Say how many lines in the records hold the word "Sonsonate", and give nothing but that number.

Start of Records for the task

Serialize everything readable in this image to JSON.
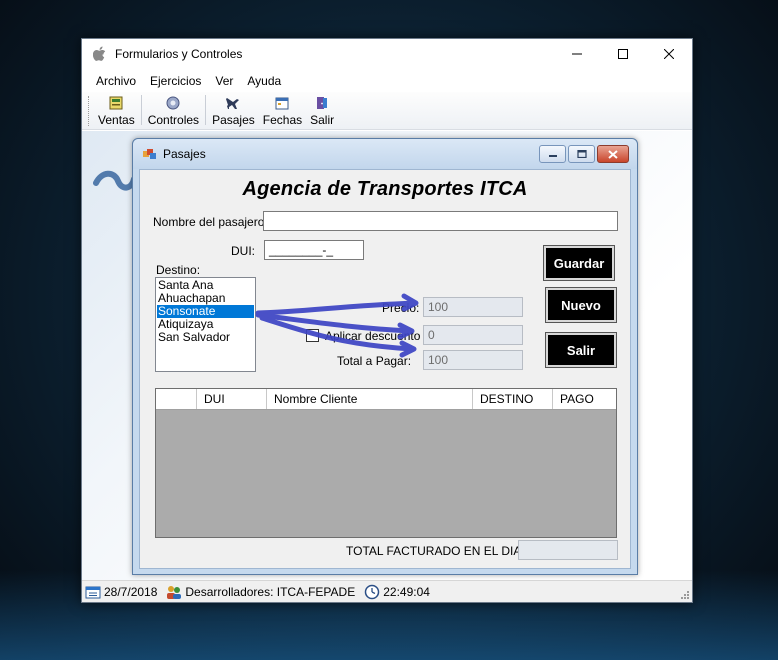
{
  "window": {
    "title": "Formularios y Controles"
  },
  "menu": [
    "Archivo",
    "Ejercicios",
    "Ver",
    "Ayuda"
  ],
  "toolbar": {
    "items": [
      {
        "label": "Ventas",
        "icon": "ventas-icon"
      },
      {
        "label": "Controles",
        "icon": "controles-icon"
      },
      {
        "label": "Pasajes",
        "icon": "airplane-icon"
      },
      {
        "label": "Fechas",
        "icon": "calendar-icon"
      },
      {
        "label": "Salir",
        "icon": "exit-icon"
      }
    ]
  },
  "child": {
    "title": "Pasajes",
    "heading": "Agencia de Transportes ITCA",
    "nombre_label": "Nombre del pasajero:",
    "nombre_value": "",
    "dui_label": "DUI:",
    "dui_mask": "________-_",
    "destino_label": "Destino:",
    "destinos": [
      "Santa Ana",
      "Ahuachapan",
      "Sonsonate",
      "Atiquizaya",
      "San Salvador"
    ],
    "selected_destino": "Sonsonate",
    "precio_label": "Precio:",
    "precio_value": "100",
    "descuento_label": "Aplicar descuento",
    "descuento_checked": false,
    "descuento_value": "0",
    "total_label": "Total a Pagar:",
    "total_value": "100",
    "buttons": {
      "guardar": "Guardar",
      "nuevo": "Nuevo",
      "salir": "Salir"
    },
    "grid_columns": [
      "",
      "DUI",
      "Nombre Cliente",
      "DESTINO",
      "PAGO"
    ],
    "total_dia_label": "TOTAL FACTURADO EN EL DIA:",
    "total_dia_value": ""
  },
  "status": {
    "date": "28/7/2018",
    "developers": "Desarrolladores: ITCA-FEPADE",
    "time": "22:49:04"
  },
  "colors": {
    "selection": "#0078d7",
    "annotation": "#3d44c4",
    "grid_bg": "#ababab"
  }
}
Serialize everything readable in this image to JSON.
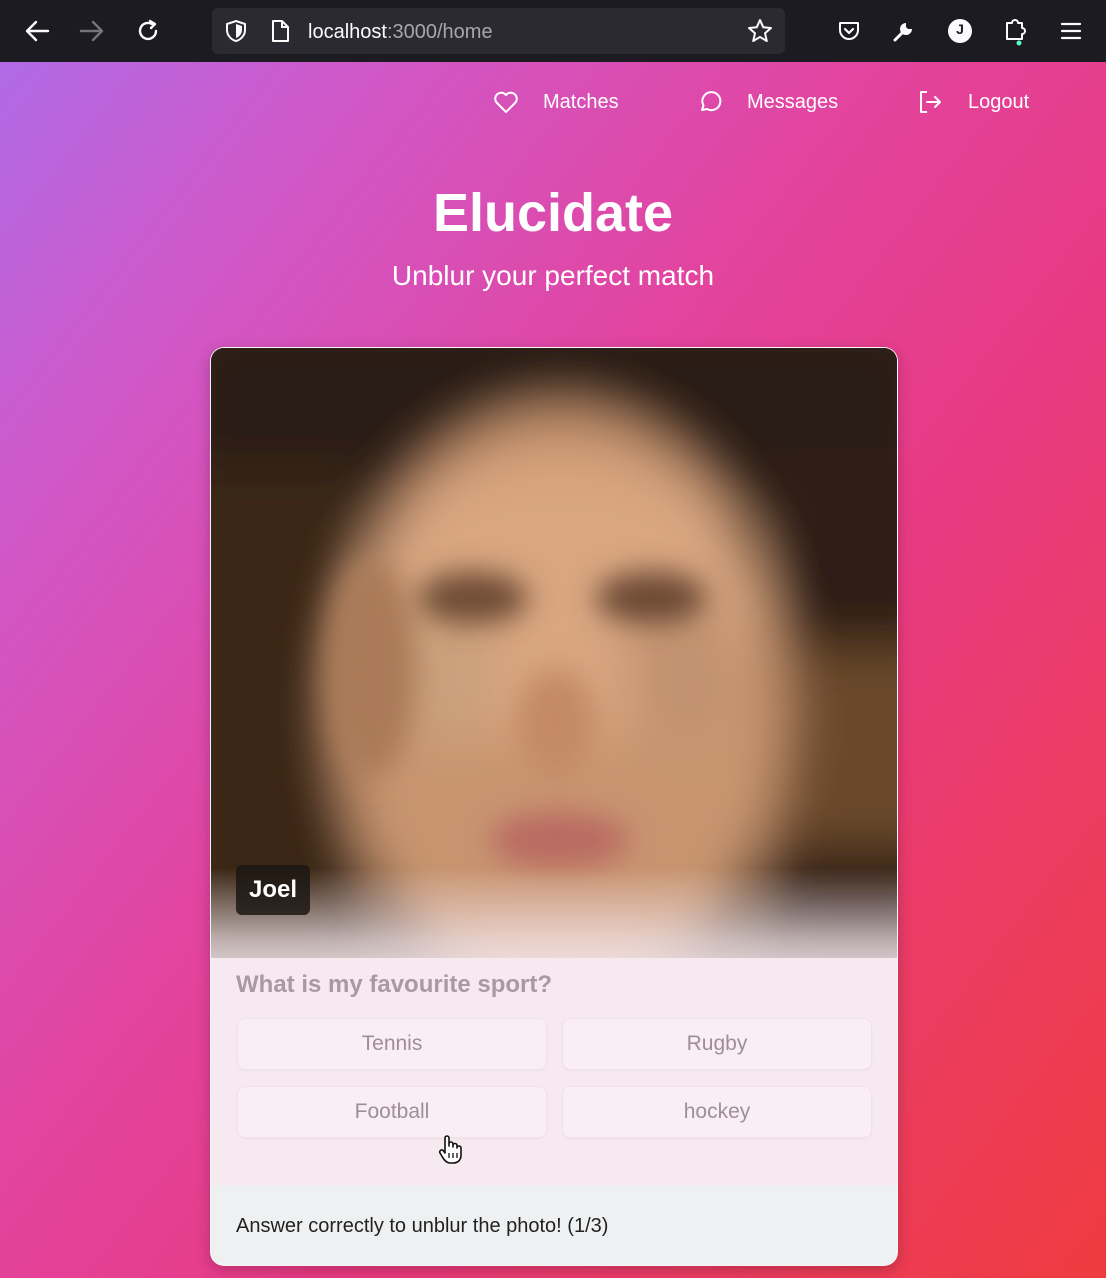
{
  "browser": {
    "url_host": "localhost",
    "url_path": ":3000/home",
    "profile_initial": "J"
  },
  "nav": {
    "matches": "Matches",
    "messages": "Messages",
    "logout": "Logout"
  },
  "header": {
    "title": "Elucidate",
    "subtitle": "Unblur your perfect match"
  },
  "profile": {
    "name": "Joel",
    "question": "What is my favourite sport?",
    "answers": [
      "Tennis",
      "Rugby",
      "Football",
      "hockey"
    ],
    "status": "Answer correctly to unblur the photo! (1/3)"
  },
  "colors": {
    "gradient_start": "#b06ae6",
    "gradient_mid": "#e2449f",
    "gradient_end": "#ee3b3f"
  }
}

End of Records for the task

Solution:
2